PROBLEM DESCRIPTION: Exact copy, pictures excluded: reproduce every record below.

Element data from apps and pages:
^^^^^^^^^^^^^^^^

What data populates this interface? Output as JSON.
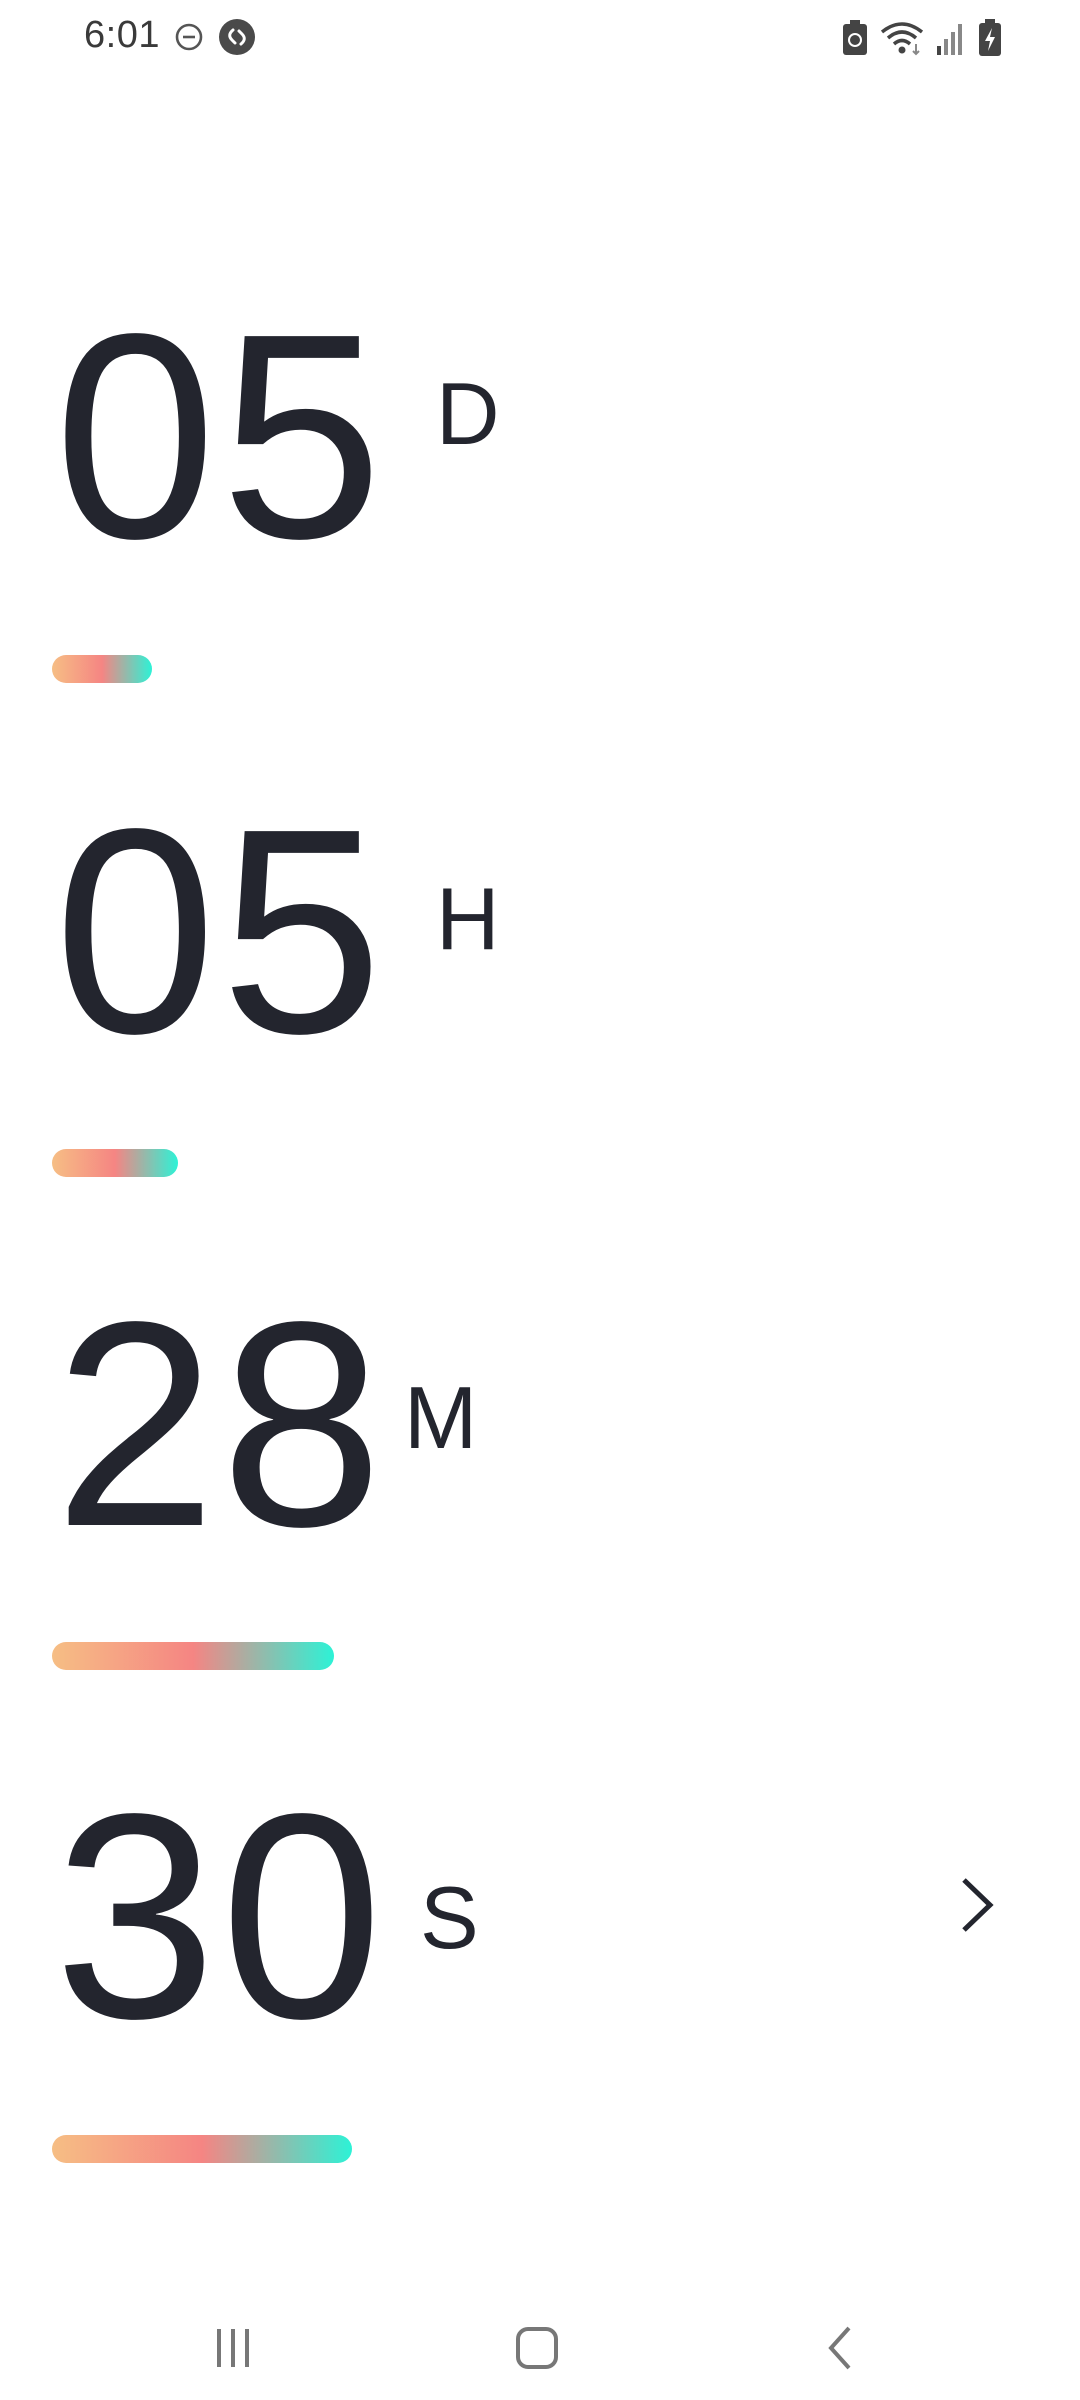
{
  "status_bar": {
    "time": "6:01",
    "icons": [
      "do-not-disturb-icon",
      "shazam-icon",
      "battery-saver-icon",
      "wifi-icon",
      "signal-icon",
      "battery-charging-icon"
    ]
  },
  "countdown": {
    "days": {
      "value": "05",
      "label": "D",
      "progress": 0.167
    },
    "hours": {
      "value": "05",
      "label": "H",
      "progress": 0.21
    },
    "minutes": {
      "value": "28",
      "label": "M",
      "progress": 0.47
    },
    "seconds": {
      "value": "30",
      "label": "S",
      "progress": 0.5
    }
  },
  "colors": {
    "text": "#23252e",
    "gradient_start": "#f6be84",
    "gradient_mid": "#f58583",
    "gradient_end": "#2df2d6"
  },
  "navigation": {
    "next": "chevron-right-icon",
    "buttons": [
      "recent-apps-icon",
      "home-icon",
      "back-icon"
    ]
  }
}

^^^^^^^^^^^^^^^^

SOLUTION TO THIS PROBLEM:
What data populates this interface? Output as JSON.
{
  "status_bar": {
    "time": "6:01",
    "icons": [
      "do-not-disturb-icon",
      "shazam-icon",
      "battery-saver-icon",
      "wifi-icon",
      "signal-icon",
      "battery-charging-icon"
    ]
  },
  "countdown": {
    "days": {
      "value": "05",
      "label": "D",
      "progress": 0.167
    },
    "hours": {
      "value": "05",
      "label": "H",
      "progress": 0.21
    },
    "minutes": {
      "value": "28",
      "label": "M",
      "progress": 0.47
    },
    "seconds": {
      "value": "30",
      "label": "S",
      "progress": 0.5
    }
  },
  "colors": {
    "text": "#23252e",
    "gradient_start": "#f6be84",
    "gradient_mid": "#f58583",
    "gradient_end": "#2df2d6"
  },
  "navigation": {
    "next": "chevron-right-icon",
    "buttons": [
      "recent-apps-icon",
      "home-icon",
      "back-icon"
    ]
  }
}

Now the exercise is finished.